Problem requirements:
Repeat every record below, word for word.

Available data:
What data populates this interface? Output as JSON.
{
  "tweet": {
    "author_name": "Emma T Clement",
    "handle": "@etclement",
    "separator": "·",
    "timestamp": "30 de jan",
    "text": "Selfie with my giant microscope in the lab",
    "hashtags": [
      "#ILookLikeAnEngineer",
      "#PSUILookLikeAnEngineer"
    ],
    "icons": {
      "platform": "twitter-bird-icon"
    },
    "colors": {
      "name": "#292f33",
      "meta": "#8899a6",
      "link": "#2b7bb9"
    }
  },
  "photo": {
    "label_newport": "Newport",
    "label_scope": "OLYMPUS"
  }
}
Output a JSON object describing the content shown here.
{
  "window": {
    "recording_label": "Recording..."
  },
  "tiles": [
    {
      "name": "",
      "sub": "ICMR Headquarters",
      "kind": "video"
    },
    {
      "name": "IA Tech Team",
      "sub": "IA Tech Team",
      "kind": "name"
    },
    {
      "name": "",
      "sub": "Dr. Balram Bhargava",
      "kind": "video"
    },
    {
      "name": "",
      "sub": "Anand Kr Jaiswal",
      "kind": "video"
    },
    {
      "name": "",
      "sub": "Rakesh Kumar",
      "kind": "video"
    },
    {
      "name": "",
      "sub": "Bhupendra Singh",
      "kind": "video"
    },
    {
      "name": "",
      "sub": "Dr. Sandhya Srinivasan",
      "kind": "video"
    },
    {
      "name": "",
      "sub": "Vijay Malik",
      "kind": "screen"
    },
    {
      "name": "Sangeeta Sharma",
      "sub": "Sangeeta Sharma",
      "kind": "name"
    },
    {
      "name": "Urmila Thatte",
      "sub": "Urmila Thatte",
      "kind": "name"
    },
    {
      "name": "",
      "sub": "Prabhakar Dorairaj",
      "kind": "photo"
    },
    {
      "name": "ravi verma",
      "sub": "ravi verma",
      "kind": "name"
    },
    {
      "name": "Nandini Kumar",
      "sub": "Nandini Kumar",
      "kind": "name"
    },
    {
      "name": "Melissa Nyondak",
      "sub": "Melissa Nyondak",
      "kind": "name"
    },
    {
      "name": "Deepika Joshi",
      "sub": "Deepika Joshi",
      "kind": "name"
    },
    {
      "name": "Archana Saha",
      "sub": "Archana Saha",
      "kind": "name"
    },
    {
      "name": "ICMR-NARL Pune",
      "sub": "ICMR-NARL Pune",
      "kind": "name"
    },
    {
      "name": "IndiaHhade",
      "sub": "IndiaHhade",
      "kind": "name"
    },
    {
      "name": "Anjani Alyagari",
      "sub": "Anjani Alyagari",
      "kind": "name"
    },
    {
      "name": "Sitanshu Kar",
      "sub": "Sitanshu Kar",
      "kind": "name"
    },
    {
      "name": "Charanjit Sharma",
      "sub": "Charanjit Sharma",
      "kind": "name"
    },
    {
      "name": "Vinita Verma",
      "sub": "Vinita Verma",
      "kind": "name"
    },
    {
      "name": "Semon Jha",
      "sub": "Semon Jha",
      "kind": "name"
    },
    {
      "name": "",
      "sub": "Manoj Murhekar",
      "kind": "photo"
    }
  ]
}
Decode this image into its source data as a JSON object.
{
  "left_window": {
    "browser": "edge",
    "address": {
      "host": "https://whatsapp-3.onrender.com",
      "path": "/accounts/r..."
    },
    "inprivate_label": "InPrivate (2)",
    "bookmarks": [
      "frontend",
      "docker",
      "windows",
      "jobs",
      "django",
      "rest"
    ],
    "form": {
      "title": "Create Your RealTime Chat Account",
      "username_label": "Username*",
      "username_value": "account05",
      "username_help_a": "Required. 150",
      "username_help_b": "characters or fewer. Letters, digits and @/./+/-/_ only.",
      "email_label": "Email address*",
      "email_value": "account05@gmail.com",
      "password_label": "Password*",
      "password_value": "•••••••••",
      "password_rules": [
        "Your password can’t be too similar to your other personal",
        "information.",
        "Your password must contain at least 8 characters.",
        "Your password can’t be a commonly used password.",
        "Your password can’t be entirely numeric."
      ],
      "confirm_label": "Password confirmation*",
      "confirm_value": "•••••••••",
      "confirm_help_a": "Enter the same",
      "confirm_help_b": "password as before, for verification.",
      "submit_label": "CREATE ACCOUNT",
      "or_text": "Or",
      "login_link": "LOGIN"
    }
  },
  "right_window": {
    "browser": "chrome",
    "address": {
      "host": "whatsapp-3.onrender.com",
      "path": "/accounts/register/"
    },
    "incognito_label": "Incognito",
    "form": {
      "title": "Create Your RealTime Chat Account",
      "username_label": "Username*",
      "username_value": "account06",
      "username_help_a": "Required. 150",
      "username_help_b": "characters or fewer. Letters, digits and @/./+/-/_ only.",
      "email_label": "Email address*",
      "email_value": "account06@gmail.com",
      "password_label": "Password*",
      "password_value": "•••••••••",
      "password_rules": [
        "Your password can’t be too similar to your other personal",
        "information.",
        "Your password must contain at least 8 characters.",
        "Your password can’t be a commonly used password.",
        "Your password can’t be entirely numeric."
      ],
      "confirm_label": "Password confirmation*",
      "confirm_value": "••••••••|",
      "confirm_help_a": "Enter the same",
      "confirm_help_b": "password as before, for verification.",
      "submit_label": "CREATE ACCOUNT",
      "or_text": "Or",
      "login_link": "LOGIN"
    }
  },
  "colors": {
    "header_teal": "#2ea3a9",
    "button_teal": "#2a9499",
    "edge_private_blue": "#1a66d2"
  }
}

Written answer:
What data populates this interface? Output as JSON.
{
  "tweet": {
    "author_name": "Emma T Clement",
    "handle": "@etclement",
    "separator": "·",
    "timestamp": "30 de jan",
    "text": "Selfie with my giant microscope in the lab",
    "hashtags": [
      "#ILookLikeAnEngineer",
      "#PSUILookLikeAnEngineer"
    ],
    "icons": {
      "platform": "twitter-bird-icon"
    },
    "colors": {
      "name": "#292f33",
      "meta": "#8899a6",
      "link": "#2b7bb9"
    }
  },
  "photo": {
    "label_newport": "Newport",
    "label_scope": "OLYMPUS"
  }
}
Output a JSON object describing the content shown here.
{
  "window": {
    "recording_label": "Recording..."
  },
  "tiles": [
    {
      "name": "",
      "sub": "ICMR Headquarters",
      "kind": "video"
    },
    {
      "name": "IA Tech Team",
      "sub": "IA Tech Team",
      "kind": "name"
    },
    {
      "name": "",
      "sub": "Dr. Balram Bhargava",
      "kind": "video"
    },
    {
      "name": "",
      "sub": "Anand Kr Jaiswal",
      "kind": "video"
    },
    {
      "name": "",
      "sub": "Rakesh Kumar",
      "kind": "video"
    },
    {
      "name": "",
      "sub": "Bhupendra Singh",
      "kind": "video"
    },
    {
      "name": "",
      "sub": "Dr. Sandhya Srinivasan",
      "kind": "video"
    },
    {
      "name": "",
      "sub": "Vijay Malik",
      "kind": "screen"
    },
    {
      "name": "Sangeeta Sharma",
      "sub": "Sangeeta Sharma",
      "kind": "name"
    },
    {
      "name": "Urmila Thatte",
      "sub": "Urmila Thatte",
      "kind": "name"
    },
    {
      "name": "",
      "sub": "Prabhakar Dorairaj",
      "kind": "photo"
    },
    {
      "name": "ravi verma",
      "sub": "ravi verma",
      "kind": "name"
    },
    {
      "name": "Nandini Kumar",
      "sub": "Nandini Kumar",
      "kind": "name"
    },
    {
      "name": "Melissa Nyondak",
      "sub": "Melissa Nyondak",
      "kind": "name"
    },
    {
      "name": "Deepika Joshi",
      "sub": "Deepika Joshi",
      "kind": "name"
    },
    {
      "name": "Archana Saha",
      "sub": "Archana Saha",
      "kind": "name"
    },
    {
      "name": "ICMR-NARL Pune",
      "sub": "ICMR-NARL Pune",
      "kind": "name"
    },
    {
      "name": "IndiaHhade",
      "sub": "IndiaHhade",
      "kind": "name"
    },
    {
      "name": "Anjani Alyagari",
      "sub": "Anjani Alyagari",
      "kind": "name"
    },
    {
      "name": "Sitanshu Kar",
      "sub": "Sitanshu Kar",
      "kind": "name"
    },
    {
      "name": "Charanjit Sharma",
      "sub": "Charanjit Sharma",
      "kind": "name"
    },
    {
      "name": "Vinita Verma",
      "sub": "Vinita Verma",
      "kind": "name"
    },
    {
      "name": "Semon Jha",
      "sub": "Semon Jha",
      "kind": "name"
    },
    {
      "name": "",
      "sub": "Manoj Murhekar",
      "kind": "photo"
    }
  ]
}
Decode this image into its source data as a JSON object.
{
  "left_window": {
    "browser": "edge",
    "address": {
      "host": "https://whatsapp-3.onrender.com",
      "path": "/accounts/r..."
    },
    "inprivate_label": "InPrivate (2)",
    "bookmarks": [
      "frontend",
      "docker",
      "windows",
      "jobs",
      "django",
      "rest"
    ],
    "form": {
      "title": "Create Your RealTime Chat Account",
      "username_label": "Username*",
      "username_value": "account05",
      "username_help_a": "Required. 150",
      "username_help_b": "characters or fewer. Letters, digits and @/./+/-/_ only.",
      "email_label": "Email address*",
      "email_value": "account05@gmail.com",
      "password_label": "Password*",
      "password_value": "•••••••••",
      "password_rules": [
        "Your password can’t be too similar to your other personal",
        "information.",
        "Your password must contain at least 8 characters.",
        "Your password can’t be a commonly used password.",
        "Your password can’t be entirely numeric."
      ],
      "confirm_label": "Password confirmation*",
      "confirm_value": "•••••••••",
      "confirm_help_a": "Enter the same",
      "confirm_help_b": "password as before, for verification.",
      "submit_label": "CREATE ACCOUNT",
      "or_text": "Or",
      "login_link": "LOGIN"
    }
  },
  "right_window": {
    "browser": "chrome",
    "address": {
      "host": "whatsapp-3.onrender.com",
      "path": "/accounts/register/"
    },
    "incognito_label": "Incognito",
    "form": {
      "title": "Create Your RealTime Chat Account",
      "username_label": "Username*",
      "username_value": "account06",
      "username_help_a": "Required. 150",
      "username_help_b": "characters or fewer. Letters, digits and @/./+/-/_ only.",
      "email_label": "Email address*",
      "email_value": "account06@gmail.com",
      "password_label": "Password*",
      "password_value": "•••••••••",
      "password_rules": [
        "Your password can’t be too similar to your other personal",
        "information.",
        "Your password must contain at least 8 characters.",
        "Your password can’t be a commonly used password.",
        "Your password can’t be entirely numeric."
      ],
      "confirm_label": "Password confirmation*",
      "confirm_value": "••••••••|",
      "confirm_help_a": "Enter the same",
      "confirm_help_b": "password as before, for verification.",
      "submit_label": "CREATE ACCOUNT",
      "or_text": "Or",
      "login_link": "LOGIN"
    }
  },
  "colors": {
    "header_teal": "#2ea3a9",
    "button_teal": "#2a9499",
    "edge_private_blue": "#1a66d2"
  }
}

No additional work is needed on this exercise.